- 2 cups blueberries - fresh or frozen
- 1 lemon - juiced, about 2-3 tbsp
- ¼ cup honey
- 3 tablespoon water
- Combine the rhubarb, blueberries, lemon juice, honey, and water in a saucepan over high heat. Bring to a boil, stir, and then reduce heat to low.
- Maintain a gentle boil/simmer for approximately 60-75 minutes, or until the jam has set. Stir the jam occasionally and test its thickness by seeing if it coats the back of a spoon and/or moves with your spoon as your stir it.
- Once the jam has set, remove from heat and transfer to an airtight container. It will last up to a few weeks in the refrigerator. See notes for freezing instructions.

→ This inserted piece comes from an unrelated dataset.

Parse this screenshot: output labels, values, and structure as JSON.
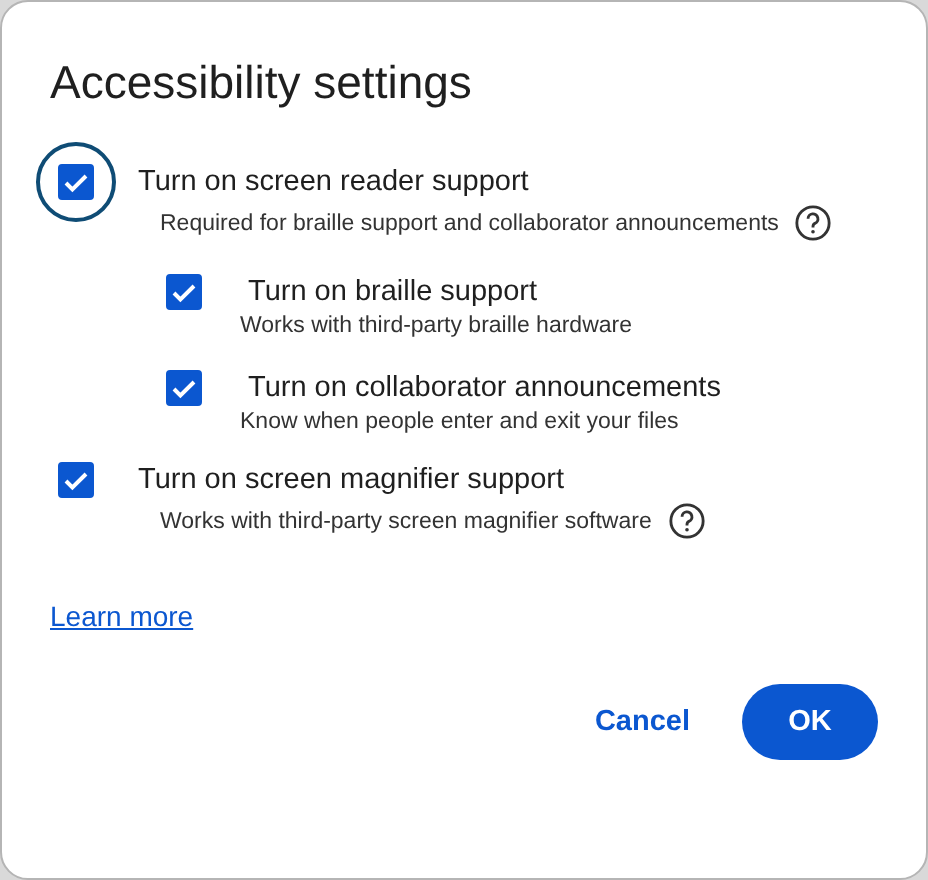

- Enjoy on toast, biscuits, muffins, or scones; brushed onto salmon or chicken; mixed into yogurt or oatmeal; or as the filling in my Blueberry Rhubarb Bars.
- To freeze, let the jam cool before transferring to freezer-safe containers. Seal tightly. Store for up to 6 months in the freezer. Thaw overnight in the fridge or in a bowl of warm water. Use within 3 months for the best taste.
Happy Monday! – Lizzie